Almost 200 organisations have branded a government assessment on fundamental modifications to refugee policy “a sham”.
A total of 192 refugee, human rights, legal and faith groups have actually signed a public declaration condemning the six-week assessment on the government’s New Prepare for Immigration as “vague, impracticable, cruel and possibly illegal”.
The Office specifies that the consultation, which ends on 6 May, has to do with plans to make the asylum and migration system fairer and more efficient, to deter illegal entry and to make it possible for the federal government to more easily get rid of people they state have no right to be in the UK.
Signatories include Refugee Action, the Joint Council for the Welfare of Immigrants, Asylum Matters, the Scottish Refugee Council, Detention Action and Liberty from Torture.
They have raised issues about the sweeping modifications prepared by the house secretary, Priti Patel, consisting of deporting individuals to third countries, holding refugees in warehouse-style “reception centres”, and requiring people to reapply for protection every 30 months.
The signatories say the assessment is inadequately developed, confusing and inaccessible and includes that it offers organisations fewer than 6 working weeks to react to a process for which three months or more is typical. There are no questions in the assessment which ask people about their individual experiences of fleeing persecution or looking for security in the UK.
The assessment is available just in English and Welsh and most easily accessible online, aspects that might even more leave out refugees from responding.
One academic who submitted a freedom of info request to the Office for a file which offers the evidential basis for the Home Office’s New Plan For Immigration which the home secretary herself describes as “the most substantial overhaul of our asylum system in years” had her demand refused. She stated she has reliable info the document exists.
Officials said they were not prepared to validate whether or not it did exist however that if it did it ought to not be revealed because: “Ministers require a safe area in which to discuss essential policy matters, think about all options and weigh up the threats of particular proposals without the prospect of their concepts being held up to criticism in the general public domain.”
Tim Naor Hilton, chief executive at Refugee Action, said: “This consultation is an effort to present wrap the ugliest attack on the asylum system in a generation. The federal government needs to ditch its proposed changes to refugee policy and work effectively with stakeholders to develop a system that is reasonable, effective and compassionate.”
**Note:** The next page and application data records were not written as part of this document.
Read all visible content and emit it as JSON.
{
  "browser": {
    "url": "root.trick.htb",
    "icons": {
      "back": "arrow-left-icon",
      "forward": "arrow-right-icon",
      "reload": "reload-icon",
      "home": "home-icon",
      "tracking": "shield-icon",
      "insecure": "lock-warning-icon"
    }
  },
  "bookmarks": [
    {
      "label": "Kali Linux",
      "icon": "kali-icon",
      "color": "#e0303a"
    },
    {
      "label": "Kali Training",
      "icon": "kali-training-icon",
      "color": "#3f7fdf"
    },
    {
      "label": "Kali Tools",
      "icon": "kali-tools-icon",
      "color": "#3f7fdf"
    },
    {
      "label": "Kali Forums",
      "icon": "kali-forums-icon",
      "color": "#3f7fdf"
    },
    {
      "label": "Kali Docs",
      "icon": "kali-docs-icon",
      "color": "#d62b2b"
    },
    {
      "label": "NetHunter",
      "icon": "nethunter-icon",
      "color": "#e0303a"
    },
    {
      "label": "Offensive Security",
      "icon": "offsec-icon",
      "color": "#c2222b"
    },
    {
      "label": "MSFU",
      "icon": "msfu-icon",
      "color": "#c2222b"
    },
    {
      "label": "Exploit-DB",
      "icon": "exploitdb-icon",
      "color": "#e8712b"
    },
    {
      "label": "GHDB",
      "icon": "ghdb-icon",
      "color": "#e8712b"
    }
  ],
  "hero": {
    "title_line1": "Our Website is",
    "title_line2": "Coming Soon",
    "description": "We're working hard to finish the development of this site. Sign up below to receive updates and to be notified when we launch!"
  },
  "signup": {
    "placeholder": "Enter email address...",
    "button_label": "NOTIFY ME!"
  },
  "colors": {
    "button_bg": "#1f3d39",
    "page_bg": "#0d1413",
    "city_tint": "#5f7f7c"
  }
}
Chai Patel, legal policy director at the Joint Council for the Welfare of Immigrants, said: “The federal government is proposing extreme and hazardous changes to the UK’s refugee defense system, which need severe factor to consider. [The assessment] is a sham intended to misinform parliament into thinking there is benefit to strategies which will deny safety to individuals running away war and persecution.”
The Home Office has been approached for remark.